All of the stations, save Molodyozhnaya and Krylatskoye, were at ground level, the original late 1950s trio was built to an identical side-platform configuration, while the remaining four with a standardised island platform. Despite the success in saving costs, the Russian climate, particularly the winter, the sharp bends, and the small station size made the line one of the most unpopular with passengers.

By the 21st century, however, Filyovskaya line's fate would change radically.

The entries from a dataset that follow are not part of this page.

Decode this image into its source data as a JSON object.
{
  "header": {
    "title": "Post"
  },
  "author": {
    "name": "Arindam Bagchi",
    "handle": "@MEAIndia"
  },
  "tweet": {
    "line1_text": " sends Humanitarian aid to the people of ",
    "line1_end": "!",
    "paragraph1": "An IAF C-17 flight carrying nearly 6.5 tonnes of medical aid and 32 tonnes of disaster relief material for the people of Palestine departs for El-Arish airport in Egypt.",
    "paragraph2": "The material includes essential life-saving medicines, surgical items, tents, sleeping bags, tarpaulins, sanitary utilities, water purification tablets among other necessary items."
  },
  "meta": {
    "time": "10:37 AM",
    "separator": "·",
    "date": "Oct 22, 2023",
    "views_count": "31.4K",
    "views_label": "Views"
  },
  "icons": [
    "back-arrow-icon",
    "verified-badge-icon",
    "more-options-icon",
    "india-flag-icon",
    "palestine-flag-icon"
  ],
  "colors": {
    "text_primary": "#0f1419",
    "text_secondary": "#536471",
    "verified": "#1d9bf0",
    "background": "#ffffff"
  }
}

First the rising Moscow City business centre required a metro line, and a two-station branch was opened from Kievskaya in 2005 to Delovoy Tsentr and again in 2006 to Mezhdunarodnaya.

In early 2008, with the realization of the Strogino–Mitino extension the Filyovskaya line's underground end was taken up by the same Arbatsko–Pokrovskaya line, and its terminus was a redesigned platform at Kuntsevskaya.


Segment Date opened Length
Aleksandrovsky Sad – Smolenskaya 15 May 1935 1.7 km
Smolenskaya – Kiyevskaya 20 March 1937 1.4 km
Aleksandrovsky Sad – Ploshchad Revolyutsii 13 March 1938 *
Kiyevskaya – Kutuzovskaya 7 November 1958 2.3 km
Kutuzovskaya – Fili 7 November 1959 1.7 km
Fili – Pionerskaya 13 October 1961 3.5 km
Pionerskaya – Molodyozhnaya 5 July 1965 3.8 km****
Kuntsevskaya 31 August 1965 N/A
Molodyozhnaya – Krylatskoye 31 December 1989 1.9 km
Kiyevskaya – Delovoi Tsentr 10 September 2005 2.2 km**
Delovoi Tsentr – Mezhdunarodnaya 30 August 2006 0.5 km
Kuntsevskaya – Krylatskoye detached 2 January 2008 −4.3 km***
Total: 13 stations 14.7 km

* Service branch of 0.9 km was used to connect Aleksandrovsky Sad and Ploshchad Revolyutsii.

** Segment exists as branch on route Aleksandrovskiy Sad – Kiyevskaya – Mezhdunarodnaya.

*** On 2 January 2008 the Filyovskaya line was shortened to its terminus at Kuntsevskaya, whilst the stations Molodyozhnaya and Krylatskoye were passed on to the Arbatsko–Pokrovskaya line

Name changesEdit

Station Previous name(s) Years
Aleksandrovsky Sad Komintern 1935–1937
Ulitsa Kominterna 1937–1945
Kalininskaya 1945–1990
Vystavochnaya Delovoy Tsentr 2005–2009


Transfer to At
  Sokolnicheskaya line Aleksandrovsky Sad
  Arbatsko–Pokrovskaya line Kiyevskaya
Aleksandrovsky Sad
  Koltsevaya line Kiyevskaya
  Solntsevskaya line (west) Vystavochnaya

Rolling stockEdit

The line is served by the Fili (№ 9) depot and currently the whole fleet is undergoing replacement. The oldest E type trains in Moscow were retired in 2009. Six carriage fleet of 24 trains (a mix of Ezh, Ezh1, Em-508 and Em-509) will was passed on to other depots and replaced by the new 81–740.1/741.1 "Rusich" (also known as "Skif") which are more suited for the outdoor climate that the line has. Also, there are five old 81-717/714 trains from Koltsevaya and Kalininskaya lines. They are mostly running on the "Aleksandrovsky sad" – "Mezhdunarodnaya" line, but some trains are running on the main line to "Kuntsevskaya".

In the summer of 2018, the operation of new 81-765.2/766.2/767.2 "Moskva" trains began. By December 2018 the line was solely operating 81–765.2/766.2/767.2s. The 81-765/766/767s are also suited for the outdoor climates the line has but have gangways between every carriage and are more advanced.

Subway car types used on the line over the years:

  • Series A, B: 1935 - 1953
  • Series V: 1958 - 1962
  • Series D: 1961 - 1992
  • Series E: 1986 - 2007
  • Series Ezh, Em-508 and Em-509: 1986 - 2009
  • Series 81-740A/741A: 2005 - 2006
  • Series 81-740.1/741.1: 2005 - 2019
  • Series 81-717/714: 2011 - 2018
  • Series 81-765.2/766.2/767.2: 2018 - present

Recent developments and future plansEdit

Kiyevskaya station

After the line lost its terminus, its passenger flow dropped substantially, making it more local. Presently work is planned to upgrade the surface stations, and to finish replacement of the rolling stock. The branch service originally having 15 minute intervals now has 5 min which makes 1:1 ratio of trains traveling from Aleksandrovsky Sad.

External linksEdit

Route map:

KML is from Wikidata